According to the results of a new study, healthy people receive little benefit from fish oil or vitamin D when it comes to lowering heart or cancer risks. Researchers discussed the results of the studies at an American Heart Association conference in Chicago. The results have also been published in the New England Journal of Medicine.
Fish oils, also called omega-3 fatty acids, have been found to reduce triglycerides and inflammation, primary risks for heart disease. Fish oils are naturally found in salmon, tuna, and some other types of fish. Nearly 10 percent of US adults report taking fish oil supplements.
A study involving 26,000 people with no prior heart problems or cancer found that those taking a 1 gram daily dose of fish oil had similar rates of heart attacks, strokes, cancer, and deaths as a comparison group. While there were fewer heart attacks in the fish oil group, there is speculation that this was because of the way the study was set up.
People with high triglycerides did show some improvement when taking higher amounts of a purified, prescription fish oil. In a study involving more than 8,000 patients with high triglycerides and an increased risk of heart problems, researchers found that taking 4 grams a day of a prescription fish oil supplement lowered their risk of heart-related complications or death by 25 percent versus those taking mineral oil capsules.
Another study found that vitamin D supplements provided little benefit to healthy people. The skin naturally makes vitamin D from sun exposure, but it can be difficult to get enough from foods, leading to the popularity of the supplements. However, there are no major studies supporting the many health claims made regarding vitamin D supplements.

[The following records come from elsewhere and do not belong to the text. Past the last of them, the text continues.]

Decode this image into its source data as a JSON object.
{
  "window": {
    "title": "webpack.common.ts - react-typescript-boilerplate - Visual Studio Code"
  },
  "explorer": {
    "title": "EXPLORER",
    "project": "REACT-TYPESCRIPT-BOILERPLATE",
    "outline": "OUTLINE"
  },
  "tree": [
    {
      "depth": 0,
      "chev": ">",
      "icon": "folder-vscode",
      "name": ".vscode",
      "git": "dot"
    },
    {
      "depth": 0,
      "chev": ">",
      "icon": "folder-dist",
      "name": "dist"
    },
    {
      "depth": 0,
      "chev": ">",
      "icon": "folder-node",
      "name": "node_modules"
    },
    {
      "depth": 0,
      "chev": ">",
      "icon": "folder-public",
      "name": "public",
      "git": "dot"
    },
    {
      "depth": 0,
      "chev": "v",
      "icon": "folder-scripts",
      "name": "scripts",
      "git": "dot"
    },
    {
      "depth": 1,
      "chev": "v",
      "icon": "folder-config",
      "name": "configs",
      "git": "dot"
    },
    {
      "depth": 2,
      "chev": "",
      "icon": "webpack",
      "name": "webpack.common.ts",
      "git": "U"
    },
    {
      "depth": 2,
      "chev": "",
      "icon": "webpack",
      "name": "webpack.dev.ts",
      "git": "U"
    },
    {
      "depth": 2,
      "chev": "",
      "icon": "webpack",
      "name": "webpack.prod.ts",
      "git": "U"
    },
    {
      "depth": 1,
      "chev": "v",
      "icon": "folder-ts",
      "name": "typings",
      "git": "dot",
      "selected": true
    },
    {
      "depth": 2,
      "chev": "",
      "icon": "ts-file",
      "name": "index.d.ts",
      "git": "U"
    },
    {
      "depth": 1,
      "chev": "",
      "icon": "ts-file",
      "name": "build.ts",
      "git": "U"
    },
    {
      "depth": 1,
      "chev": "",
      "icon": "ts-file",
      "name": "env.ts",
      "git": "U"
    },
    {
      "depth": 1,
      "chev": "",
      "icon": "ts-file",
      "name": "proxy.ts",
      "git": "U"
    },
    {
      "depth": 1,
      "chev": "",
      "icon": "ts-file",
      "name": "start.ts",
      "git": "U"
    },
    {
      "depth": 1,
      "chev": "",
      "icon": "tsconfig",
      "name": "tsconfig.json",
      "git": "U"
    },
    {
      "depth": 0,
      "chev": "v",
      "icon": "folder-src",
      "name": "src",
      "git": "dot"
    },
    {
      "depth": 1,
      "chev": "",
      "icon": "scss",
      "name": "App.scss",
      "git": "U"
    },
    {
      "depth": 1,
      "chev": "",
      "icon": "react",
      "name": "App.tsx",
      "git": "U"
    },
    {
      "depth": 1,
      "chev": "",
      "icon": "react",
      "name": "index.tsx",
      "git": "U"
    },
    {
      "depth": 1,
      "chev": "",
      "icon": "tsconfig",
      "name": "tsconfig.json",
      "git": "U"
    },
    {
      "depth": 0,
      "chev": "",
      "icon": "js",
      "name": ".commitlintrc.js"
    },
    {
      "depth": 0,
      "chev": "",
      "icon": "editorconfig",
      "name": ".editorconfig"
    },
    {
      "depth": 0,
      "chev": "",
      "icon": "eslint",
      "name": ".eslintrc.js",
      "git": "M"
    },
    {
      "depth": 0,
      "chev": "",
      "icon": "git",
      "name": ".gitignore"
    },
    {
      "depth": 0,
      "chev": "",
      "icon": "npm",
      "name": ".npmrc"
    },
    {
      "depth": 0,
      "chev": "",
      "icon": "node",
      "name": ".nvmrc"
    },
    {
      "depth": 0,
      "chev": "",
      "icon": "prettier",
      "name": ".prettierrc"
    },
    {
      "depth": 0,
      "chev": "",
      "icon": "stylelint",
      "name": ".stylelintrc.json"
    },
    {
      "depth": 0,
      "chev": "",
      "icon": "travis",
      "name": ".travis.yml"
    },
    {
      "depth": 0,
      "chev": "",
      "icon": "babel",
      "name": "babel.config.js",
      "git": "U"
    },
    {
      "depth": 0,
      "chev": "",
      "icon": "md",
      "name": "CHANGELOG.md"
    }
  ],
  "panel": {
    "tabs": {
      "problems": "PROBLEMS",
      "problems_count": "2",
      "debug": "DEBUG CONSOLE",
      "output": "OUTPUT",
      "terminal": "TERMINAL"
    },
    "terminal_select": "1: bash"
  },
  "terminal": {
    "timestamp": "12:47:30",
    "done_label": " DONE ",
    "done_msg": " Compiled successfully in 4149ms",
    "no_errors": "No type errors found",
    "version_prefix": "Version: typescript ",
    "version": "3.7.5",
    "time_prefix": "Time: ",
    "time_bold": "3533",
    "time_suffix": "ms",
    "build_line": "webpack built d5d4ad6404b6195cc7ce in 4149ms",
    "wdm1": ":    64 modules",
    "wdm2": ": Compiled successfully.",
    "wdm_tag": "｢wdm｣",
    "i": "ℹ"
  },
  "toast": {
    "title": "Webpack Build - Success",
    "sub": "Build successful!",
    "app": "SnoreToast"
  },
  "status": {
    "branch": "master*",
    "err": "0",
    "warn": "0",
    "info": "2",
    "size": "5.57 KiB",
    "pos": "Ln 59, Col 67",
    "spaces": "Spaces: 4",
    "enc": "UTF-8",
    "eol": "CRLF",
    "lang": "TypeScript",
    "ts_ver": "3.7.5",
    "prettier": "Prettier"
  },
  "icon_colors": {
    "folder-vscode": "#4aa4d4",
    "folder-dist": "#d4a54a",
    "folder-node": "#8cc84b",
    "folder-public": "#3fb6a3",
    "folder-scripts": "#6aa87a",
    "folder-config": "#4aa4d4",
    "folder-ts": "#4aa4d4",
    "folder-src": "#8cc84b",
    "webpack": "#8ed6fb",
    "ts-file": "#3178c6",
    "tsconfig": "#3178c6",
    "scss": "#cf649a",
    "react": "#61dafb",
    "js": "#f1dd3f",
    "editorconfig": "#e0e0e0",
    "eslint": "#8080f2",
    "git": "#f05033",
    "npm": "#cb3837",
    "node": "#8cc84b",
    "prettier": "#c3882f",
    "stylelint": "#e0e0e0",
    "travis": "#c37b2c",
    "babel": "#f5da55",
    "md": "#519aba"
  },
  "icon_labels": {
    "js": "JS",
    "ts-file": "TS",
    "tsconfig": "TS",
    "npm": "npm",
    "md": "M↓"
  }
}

In the study, researchers found no statistical difference in the odds of having a heart attack or stroke or developing cancer between those taking a vitamin D supplement and those taking a fake vitamin pill. By taking out the first two years of use, researchers saw fewer cancer deaths among those taking the supplements. More research is needed to determine whether length of time taking the supplement results in lower risks for these conditions.